Page and application data records
------------------------------------------------

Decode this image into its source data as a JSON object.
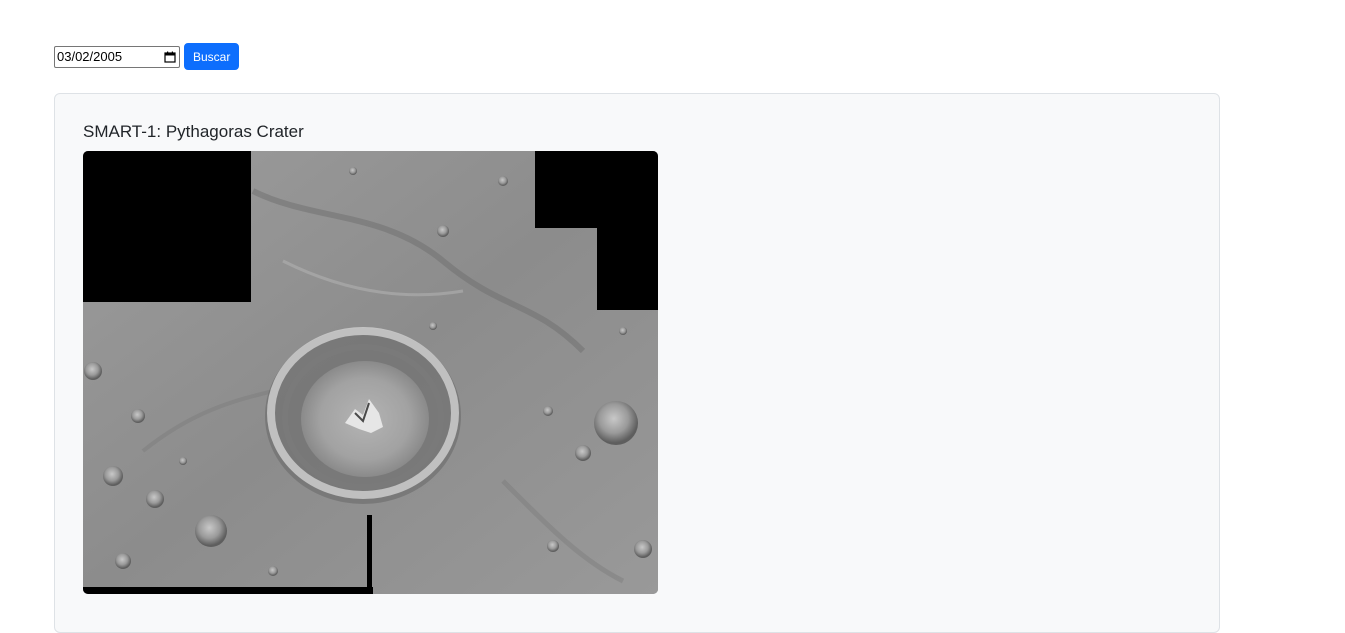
{
  "search": {
    "date_value": "03/02/2005",
    "button_label": "Buscar",
    "calendar_icon": "calendar-icon"
  },
  "card": {
    "title": "SMART-1: Pythagoras Crater",
    "image_alt": "lunar crater mosaic image"
  },
  "colors": {
    "button": "#0d6efd",
    "card_bg": "#f8f9fa",
    "card_border": "#dee2e6"
  }
}
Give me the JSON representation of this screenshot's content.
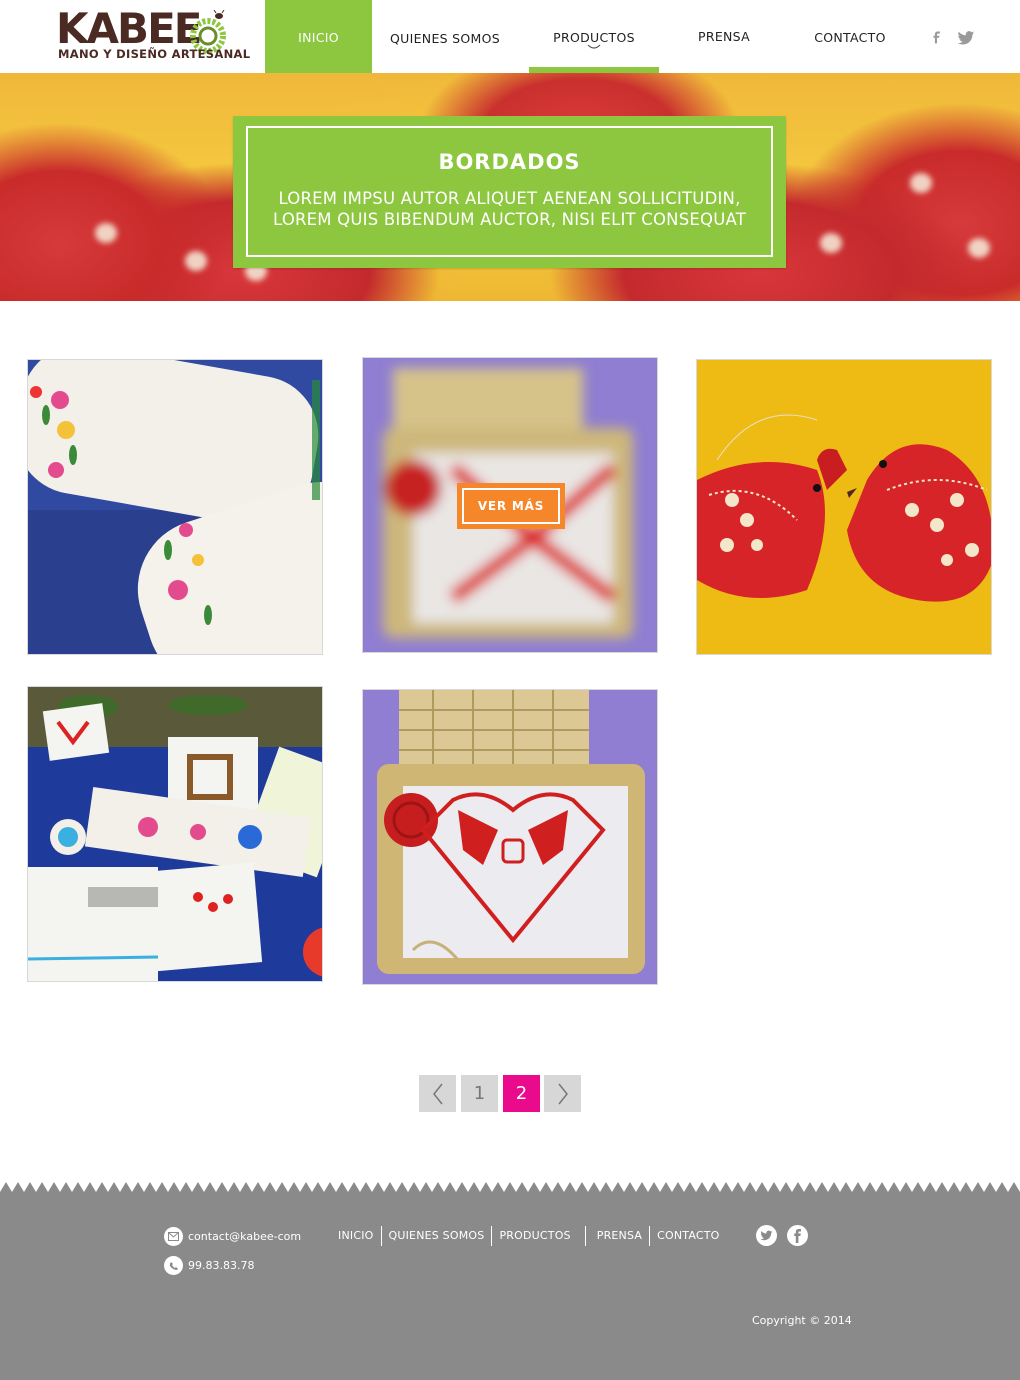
{
  "brand": {
    "name": "KABEE",
    "tagline": "MANO Y DISEÑO ARTESANAL",
    "color_green": "#8dc63f",
    "color_brown": "#4a2a22"
  },
  "nav": {
    "items": [
      {
        "label": "INICIO",
        "state": "highlighted"
      },
      {
        "label": "QUIENES SOMOS"
      },
      {
        "label": "PRODUCTOS",
        "state": "current"
      },
      {
        "label": "PRENSA"
      },
      {
        "label": "CONTACTO"
      }
    ],
    "social": [
      "facebook-icon",
      "twitter-icon"
    ]
  },
  "hero": {
    "title": "BORDADOS",
    "text_line1": "LOREM IMPSU AUTOR ALIQUET AENEAN SOLLICITUDIN,",
    "text_line2": "LOREM QUIS BIBENDUM AUCTOR, NISI ELIT CONSEQUAT"
  },
  "gallery": {
    "tiles": [
      {
        "subject": "embroidered-pillows"
      },
      {
        "subject": "basket-cross-stitch",
        "hover_button": "VER MÁS"
      },
      {
        "subject": "red-fabric-birds"
      },
      {
        "subject": "embroidered-napkins"
      },
      {
        "subject": "basket-cross-stitch"
      }
    ],
    "button_color": "#f5872a"
  },
  "pagination": {
    "prev": "‹",
    "pages": [
      "1",
      "2"
    ],
    "current": "2",
    "next": "›",
    "active_color": "#ea0b8c"
  },
  "footer": {
    "email": "contact@kabee-com",
    "phone": "99.83.83.78",
    "links": [
      "INICIO",
      "QUIENES SOMOS",
      "PRODUCTOS",
      "PRENSA",
      "CONTACTO"
    ],
    "social": [
      "twitter-icon",
      "facebook-icon"
    ],
    "copyright": "Copyright © 2014",
    "background": "#8a8a8a"
  }
}
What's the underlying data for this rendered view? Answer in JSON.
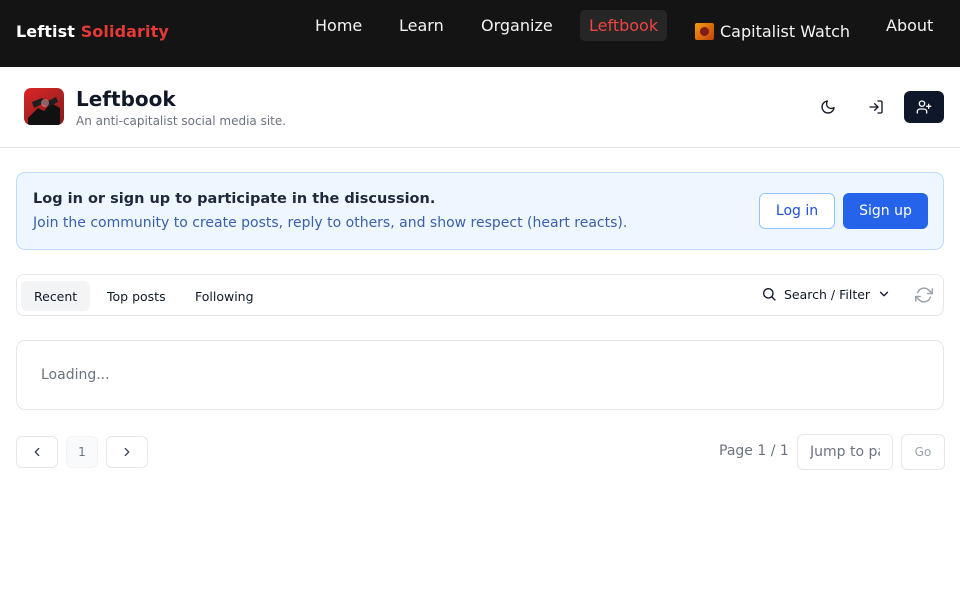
{
  "site": {
    "brand_main": "Leftist",
    "brand_accent": "Solidarity",
    "nav": [
      {
        "label": "Home"
      },
      {
        "label": "Learn"
      },
      {
        "label": "Organize"
      },
      {
        "label": "Leftbook",
        "active": true
      },
      {
        "label": "Capitalist Watch",
        "icon": "capitalist-watch-icon"
      },
      {
        "label": "About"
      }
    ]
  },
  "app": {
    "title": "Leftbook",
    "subtitle": "An anti-capitalist social media site.",
    "icons": [
      "moon-icon",
      "log-in-icon",
      "user-plus-icon"
    ]
  },
  "banner": {
    "title": "Log in or sign up to participate in the discussion.",
    "text": "Join the community to create posts, reply to others, and show respect (heart reacts).",
    "login_label": "Log in",
    "signup_label": "Sign up"
  },
  "feed": {
    "tabs": [
      {
        "label": "Recent",
        "active": true
      },
      {
        "label": "Top posts"
      },
      {
        "label": "Following"
      }
    ],
    "search_filter_label": "Search / Filter",
    "loading_text": "Loading..."
  },
  "pagination": {
    "current_page": "1",
    "page_info": "Page 1 / 1",
    "jump_placeholder": "Jump to page",
    "go_label": "Go"
  },
  "colors": {
    "nav_bg": "#141414",
    "accent_red": "#e53935",
    "primary_blue": "#2563eb",
    "banner_bg": "#eef6ff",
    "dark_button": "#0f172a"
  }
}
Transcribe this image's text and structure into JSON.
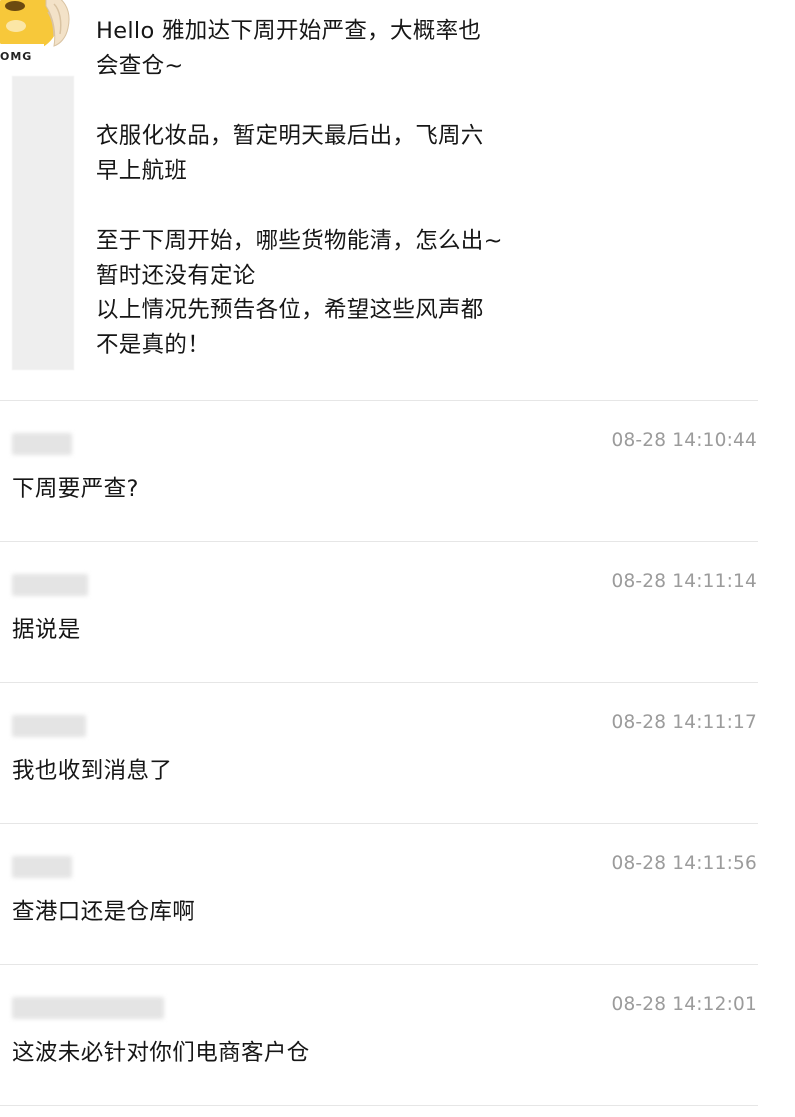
{
  "post": {
    "avatar_icon": "omg-emoji-sticker-icon",
    "avatar_badge": "OMG",
    "lines": [
      "Hello 雅加达下周开始严查，大概率也",
      "会查仓~",
      "",
      "衣服化妆品，暂定明天最后出，飞周六",
      "早上航班",
      "",
      "至于下周开始，哪些货物能清，怎么出~",
      "暂时还没有定论",
      "以上情况先预告各位，希望这些风声都",
      "不是真的！"
    ]
  },
  "comments": [
    {
      "time": "08-28 14:10:44",
      "text": "下周要严查?"
    },
    {
      "time": "08-28 14:11:14",
      "text": "据说是"
    },
    {
      "time": "08-28 14:11:17",
      "text": "我也收到消息了"
    },
    {
      "time": "08-28 14:11:56",
      "text": "查港口还是仓库啊"
    },
    {
      "time": "08-28 14:12:01",
      "text": "这波未必针对你们电商客户仓"
    }
  ]
}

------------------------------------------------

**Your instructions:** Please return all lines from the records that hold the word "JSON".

**Reply to the task:**
Decode this image into its source data as a JSON object.
Give me the JSON representation of this screenshot's content.
What's the underlying data for this rendered view? Answer in JSON.
Transcribe this image's text and structure into JSON.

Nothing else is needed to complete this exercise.